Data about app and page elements
-=-=-=-=-

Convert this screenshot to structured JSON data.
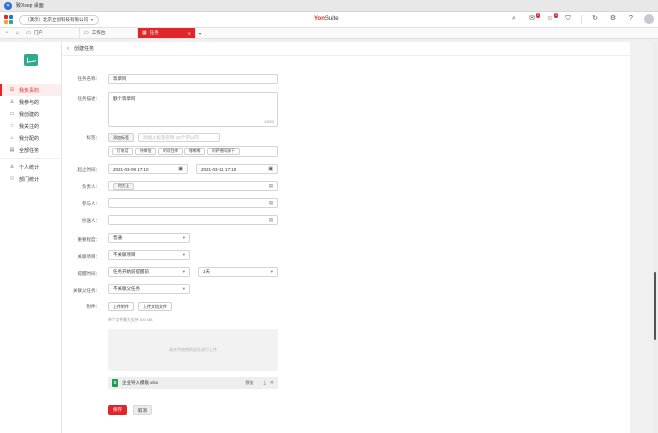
{
  "os": {
    "title": "致Xsep 桌面"
  },
  "header": {
    "company": "（演示）北京立创科技有限公司",
    "brand_main": "Yon",
    "brand_sub": "Suite",
    "msg_badge": "2",
    "notify_badge": "3"
  },
  "tabs": [
    {
      "label": "门户"
    },
    {
      "label": "工作台"
    },
    {
      "label": "任务"
    }
  ],
  "page": {
    "title": "创建任务"
  },
  "sidebar": {
    "items": [
      {
        "label": "我负责的",
        "icon": "☑"
      },
      {
        "label": "我参与的",
        "icon": "♙"
      },
      {
        "label": "我创建的",
        "icon": "▭"
      },
      {
        "label": "我关注的",
        "icon": "☆"
      },
      {
        "label": "我分配的",
        "icon": "⌂"
      },
      {
        "label": "全部任务",
        "icon": "▤"
      },
      {
        "label": "个人统计",
        "icon": "♙"
      },
      {
        "label": "部门统计",
        "icon": "⚇"
      }
    ]
  },
  "form": {
    "name_label": "任务名称：",
    "name_value": "筑草阿",
    "desc_label": "任务描述：",
    "desc_value": "额个筑草阿",
    "desc_counter": "6/500",
    "tag_label": "标签：",
    "add_tag_button": "添加标签",
    "tag_placeholder": "添加入标签名称 10个字以内",
    "tag_chips": [
      "打电话",
      "待审批",
      "的项目库",
      "哪哪哪",
      "阿萨德同源下"
    ],
    "time_label": "起止时间：",
    "start_time": "2021-03-09 17:10",
    "end_time": "2021-03-11 17:10",
    "owner_label": "负责人：",
    "owner_value": "何大土",
    "participant_label": "参与人：",
    "cc_label": "抄送人：",
    "priority_label": "重要程度：",
    "priority_value": "普通",
    "project_label": "关联项目：",
    "project_value": "不关联项目",
    "remind_label": "提醒时间：",
    "remind_value": "任务开始前提醒前",
    "remind_offset": "1天",
    "parent_label": "关联父任务：",
    "parent_value": "不关联父任务",
    "attach_label": "附件：",
    "upload_button": "上传附件",
    "upload_doc_button": "上传文档文件",
    "attach_hint": "单个文件最大支持 300 MB",
    "dropzone_hint": "请文件拖拽到此处进行上传",
    "file_name": "企业导入模板.xlsx",
    "preview_label": "预览",
    "save_button": "保存",
    "cancel_button": "取消"
  },
  "colors": {
    "accent": "#e0262b",
    "logo": "#2fa98c",
    "excel": "#1f9a4f"
  }
}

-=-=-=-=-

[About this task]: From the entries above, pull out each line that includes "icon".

[Response area]:
        "icon": "☑"
        "icon": "♙"
        "icon": "▭"
        "icon": "☆"
        "icon": "⌂"
        "icon": "▤"
        "icon": "♙"
        "icon": "⚇"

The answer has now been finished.